_HOW TO COMPLETE THIS TASK_:
In the listing below, find each line containing "odbc" and report it.

_SOURCE DATA_:
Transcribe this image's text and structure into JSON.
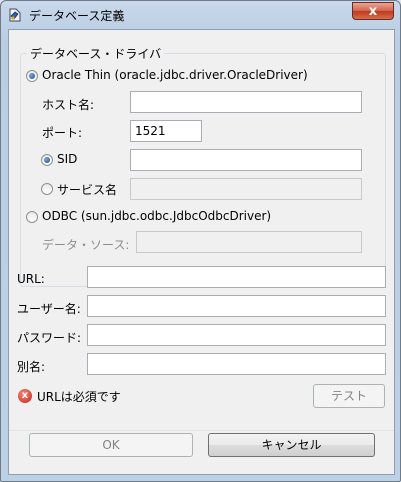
{
  "window": {
    "title": "データベース定義",
    "close_glyph": "x"
  },
  "group": {
    "label": "データベース・ドライバ"
  },
  "oracle": {
    "label": "Oracle Thin (oracle.jdbc.driver.OracleDriver)",
    "selected": true,
    "host_label": "ホスト名:",
    "host_value": "",
    "port_label": "ポート:",
    "port_value": "1521",
    "sid_label": "SID",
    "sid_selected": true,
    "sid_value": "",
    "service_label": "サービス名",
    "service_value": ""
  },
  "odbc": {
    "label": "ODBC (sun.jdbc.odbc.JdbcOdbcDriver)",
    "selected": false,
    "source_label": "データ・ソース:",
    "source_value": ""
  },
  "fields": {
    "url_label": "URL:",
    "url_value": "",
    "user_label": "ユーザー名:",
    "user_value": "",
    "password_label": "パスワード:",
    "password_value": "",
    "alias_label": "別名:",
    "alias_value": ""
  },
  "status": {
    "message": "URLは必須です",
    "icon": "error-icon"
  },
  "buttons": {
    "test": "テスト",
    "ok": "OK",
    "cancel": "キャンセル"
  }
}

_EXERCISE SOLUTION_:
  "odbc": {
    "label": "ODBC (sun.jdbc.odbc.JdbcOdbcDriver)",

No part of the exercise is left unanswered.